• [Exercise instructions]: Before you reproduce the entries that follow, strip out any image they contain and keep the rest exact.

• [Material shown]:
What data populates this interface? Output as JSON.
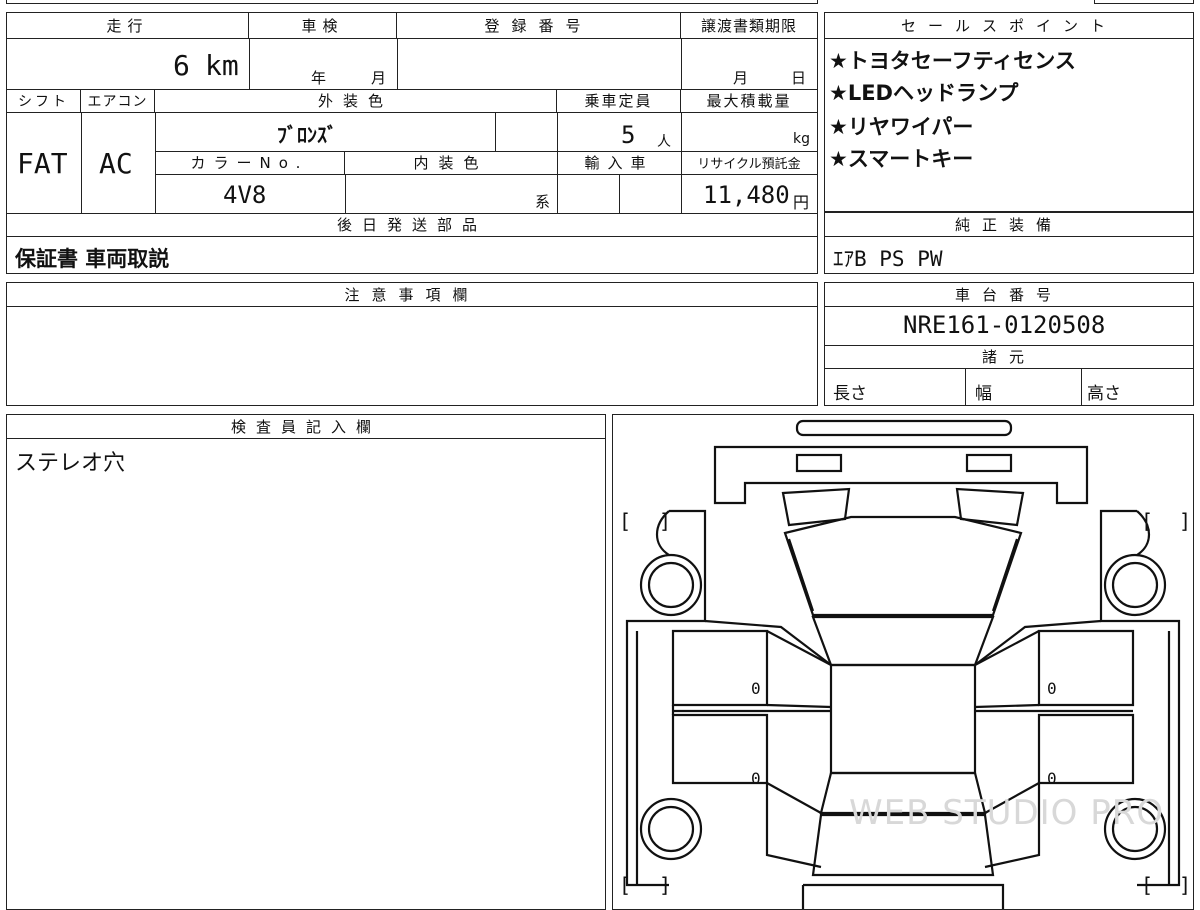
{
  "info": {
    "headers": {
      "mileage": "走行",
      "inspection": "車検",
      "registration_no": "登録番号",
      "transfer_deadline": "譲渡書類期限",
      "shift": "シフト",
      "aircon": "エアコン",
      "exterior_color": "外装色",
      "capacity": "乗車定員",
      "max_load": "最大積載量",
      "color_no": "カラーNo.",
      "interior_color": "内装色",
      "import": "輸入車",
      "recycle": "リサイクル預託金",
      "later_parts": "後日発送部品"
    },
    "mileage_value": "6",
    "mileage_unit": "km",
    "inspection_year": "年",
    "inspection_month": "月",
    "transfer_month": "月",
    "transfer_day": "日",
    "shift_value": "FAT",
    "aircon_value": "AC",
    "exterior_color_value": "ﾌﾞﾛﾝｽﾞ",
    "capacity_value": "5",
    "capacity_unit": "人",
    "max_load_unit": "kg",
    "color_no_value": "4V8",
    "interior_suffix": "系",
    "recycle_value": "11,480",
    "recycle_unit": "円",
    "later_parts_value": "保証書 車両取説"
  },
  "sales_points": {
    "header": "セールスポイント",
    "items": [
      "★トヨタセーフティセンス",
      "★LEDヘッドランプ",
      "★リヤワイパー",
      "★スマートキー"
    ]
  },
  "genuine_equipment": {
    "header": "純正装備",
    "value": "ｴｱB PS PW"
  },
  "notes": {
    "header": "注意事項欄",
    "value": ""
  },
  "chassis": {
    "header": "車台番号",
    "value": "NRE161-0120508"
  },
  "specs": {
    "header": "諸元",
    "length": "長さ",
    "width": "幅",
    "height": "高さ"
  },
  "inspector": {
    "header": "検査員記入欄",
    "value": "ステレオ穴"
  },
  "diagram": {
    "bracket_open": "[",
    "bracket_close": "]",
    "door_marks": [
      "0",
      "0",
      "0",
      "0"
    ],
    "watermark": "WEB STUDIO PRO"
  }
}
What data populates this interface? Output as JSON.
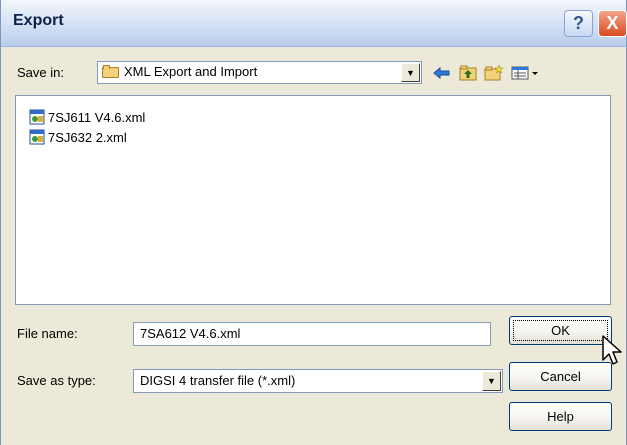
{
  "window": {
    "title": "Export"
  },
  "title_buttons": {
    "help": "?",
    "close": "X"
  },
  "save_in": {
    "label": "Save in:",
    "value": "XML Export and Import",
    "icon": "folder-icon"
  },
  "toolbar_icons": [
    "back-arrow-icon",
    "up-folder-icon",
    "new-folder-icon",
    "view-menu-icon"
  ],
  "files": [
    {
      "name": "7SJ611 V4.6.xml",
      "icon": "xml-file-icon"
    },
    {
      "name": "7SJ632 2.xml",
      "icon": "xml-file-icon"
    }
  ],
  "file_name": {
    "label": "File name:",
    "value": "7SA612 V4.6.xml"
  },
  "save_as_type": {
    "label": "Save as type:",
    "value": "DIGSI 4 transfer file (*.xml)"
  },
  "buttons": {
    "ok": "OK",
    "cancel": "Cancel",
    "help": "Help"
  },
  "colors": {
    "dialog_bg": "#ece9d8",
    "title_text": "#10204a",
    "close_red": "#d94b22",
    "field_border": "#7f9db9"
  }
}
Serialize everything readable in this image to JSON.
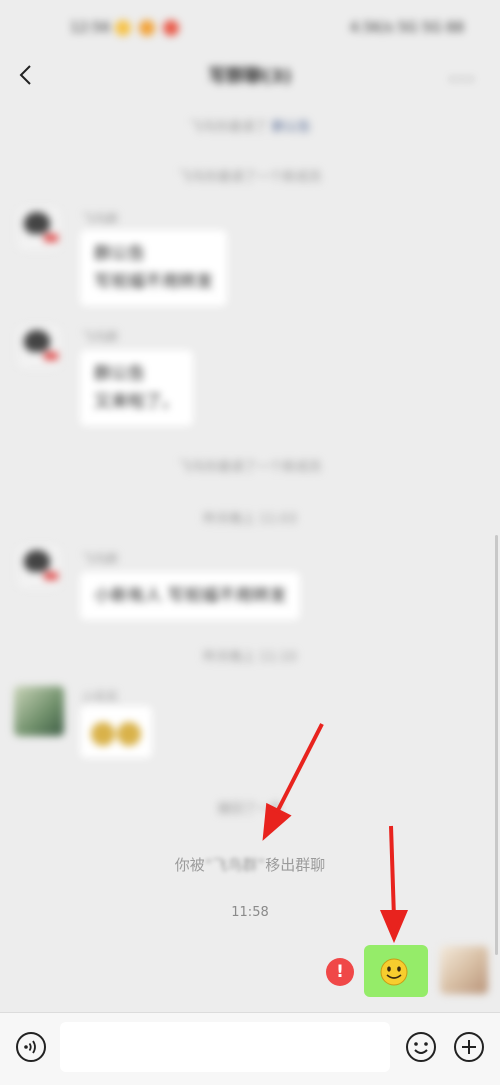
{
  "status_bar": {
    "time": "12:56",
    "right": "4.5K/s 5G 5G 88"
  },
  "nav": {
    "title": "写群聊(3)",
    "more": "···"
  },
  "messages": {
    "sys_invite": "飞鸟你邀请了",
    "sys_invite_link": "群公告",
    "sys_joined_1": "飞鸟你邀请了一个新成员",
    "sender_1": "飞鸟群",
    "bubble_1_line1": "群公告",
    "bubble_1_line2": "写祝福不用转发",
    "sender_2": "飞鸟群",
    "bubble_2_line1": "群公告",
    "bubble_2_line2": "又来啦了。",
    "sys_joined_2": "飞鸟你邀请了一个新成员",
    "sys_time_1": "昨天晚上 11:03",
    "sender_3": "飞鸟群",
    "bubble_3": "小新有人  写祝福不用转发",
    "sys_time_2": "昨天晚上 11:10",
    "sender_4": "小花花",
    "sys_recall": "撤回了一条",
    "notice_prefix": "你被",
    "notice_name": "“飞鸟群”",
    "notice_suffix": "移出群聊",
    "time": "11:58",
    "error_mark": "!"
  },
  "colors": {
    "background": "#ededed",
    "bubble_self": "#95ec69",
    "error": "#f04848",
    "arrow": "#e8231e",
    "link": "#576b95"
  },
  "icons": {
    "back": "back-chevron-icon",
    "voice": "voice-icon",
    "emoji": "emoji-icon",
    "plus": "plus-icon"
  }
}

• [Completed task]:
What data populates this interface? Output as JSON.
{
  "info": {
    "headers": {
      "mileage": "走行",
      "inspection": "車検",
      "registration_no": "登録番号",
      "transfer_deadline": "譲渡書類期限",
      "shift": "シフト",
      "aircon": "エアコン",
      "exterior_color": "外装色",
      "capacity": "乗車定員",
      "max_load": "最大積載量",
      "color_no": "カラーNo.",
      "interior_color": "内装色",
      "import": "輸入車",
      "recycle": "リサイクル預託金",
      "later_parts": "後日発送部品"
    },
    "mileage_value": "6",
    "mileage_unit": "km",
    "inspection_year": "年",
    "inspection_month": "月",
    "transfer_month": "月",
    "transfer_day": "日",
    "shift_value": "FAT",
    "aircon_value": "AC",
    "exterior_color_value": "ﾌﾞﾛﾝｽﾞ",
    "capacity_value": "5",
    "capacity_unit": "人",
    "max_load_unit": "kg",
    "color_no_value": "4V8",
    "interior_suffix": "系",
    "recycle_value": "11,480",
    "recycle_unit": "円",
    "later_parts_value": "保証書 車両取説"
  },
  "sales_points": {
    "header": "セールスポイント",
    "items": [
      "★トヨタセーフティセンス",
      "★LEDヘッドランプ",
      "★リヤワイパー",
      "★スマートキー"
    ]
  },
  "genuine_equipment": {
    "header": "純正装備",
    "value": "ｴｱB PS PW"
  },
  "notes": {
    "header": "注意事項欄",
    "value": ""
  },
  "chassis": {
    "header": "車台番号",
    "value": "NRE161-0120508"
  },
  "specs": {
    "header": "諸元",
    "length": "長さ",
    "width": "幅",
    "height": "高さ"
  },
  "inspector": {
    "header": "検査員記入欄",
    "value": "ステレオ穴"
  },
  "diagram": {
    "bracket_open": "[",
    "bracket_close": "]",
    "door_marks": [
      "0",
      "0",
      "0",
      "0"
    ],
    "watermark": "WEB STUDIO PRO"
  }
}
What data populates this interface? Output as JSON.
{
  "window": {
    "title": "Export"
  },
  "title_buttons": {
    "help": "?",
    "close": "X"
  },
  "save_in": {
    "label": "Save in:",
    "value": "XML Export and Import",
    "icon": "folder-icon"
  },
  "toolbar_icons": [
    "back-arrow-icon",
    "up-folder-icon",
    "new-folder-icon",
    "view-menu-icon"
  ],
  "files": [
    {
      "name": "7SJ611 V4.6.xml",
      "icon": "xml-file-icon"
    },
    {
      "name": "7SJ632 2.xml",
      "icon": "xml-file-icon"
    }
  ],
  "file_name": {
    "label": "File name:",
    "value": "7SA612 V4.6.xml"
  },
  "save_as_type": {
    "label": "Save as type:",
    "value": "DIGSI 4 transfer file (*.xml)"
  },
  "buttons": {
    "ok": "OK",
    "cancel": "Cancel",
    "help": "Help"
  },
  "colors": {
    "dialog_bg": "#ece9d8",
    "title_text": "#10204a",
    "close_red": "#d94b22",
    "field_border": "#7f9db9"
  }
}
Serialize everything readable in this image to JSON.
{
  "status_bar": {
    "time": "12:56",
    "right": "4.5K/s 5G 5G 88"
  },
  "nav": {
    "title": "写群聊(3)",
    "more": "···"
  },
  "messages": {
    "sys_invite": "飞鸟你邀请了",
    "sys_invite_link": "群公告",
    "sys_joined_1": "飞鸟你邀请了一个新成员",
    "sender_1": "飞鸟群",
    "bubble_1_line1": "群公告",
    "bubble_1_line2": "写祝福不用转发",
    "sender_2": "飞鸟群",
    "bubble_2_line1": "群公告",
    "bubble_2_line2": "又来啦了。",
    "sys_joined_2": "飞鸟你邀请了一个新成员",
    "sys_time_1": "昨天晚上 11:03",
    "sender_3": "飞鸟群",
    "bubble_3": "小新有人  写祝福不用转发",
    "sys_time_2": "昨天晚上 11:10",
    "sender_4": "小花花",
    "sys_recall": "撤回了一条",
    "notice_prefix": "你被",
    "notice_name": "“飞鸟群”",
    "notice_suffix": "移出群聊",
    "time": "11:58",
    "error_mark": "!"
  },
  "colors": {
    "background": "#ededed",
    "bubble_self": "#95ec69",
    "error": "#f04848",
    "arrow": "#e8231e",
    "link": "#576b95"
  },
  "icons": {
    "back": "back-chevron-icon",
    "voice": "voice-icon",
    "emoji": "emoji-icon",
    "plus": "plus-icon"
  }
}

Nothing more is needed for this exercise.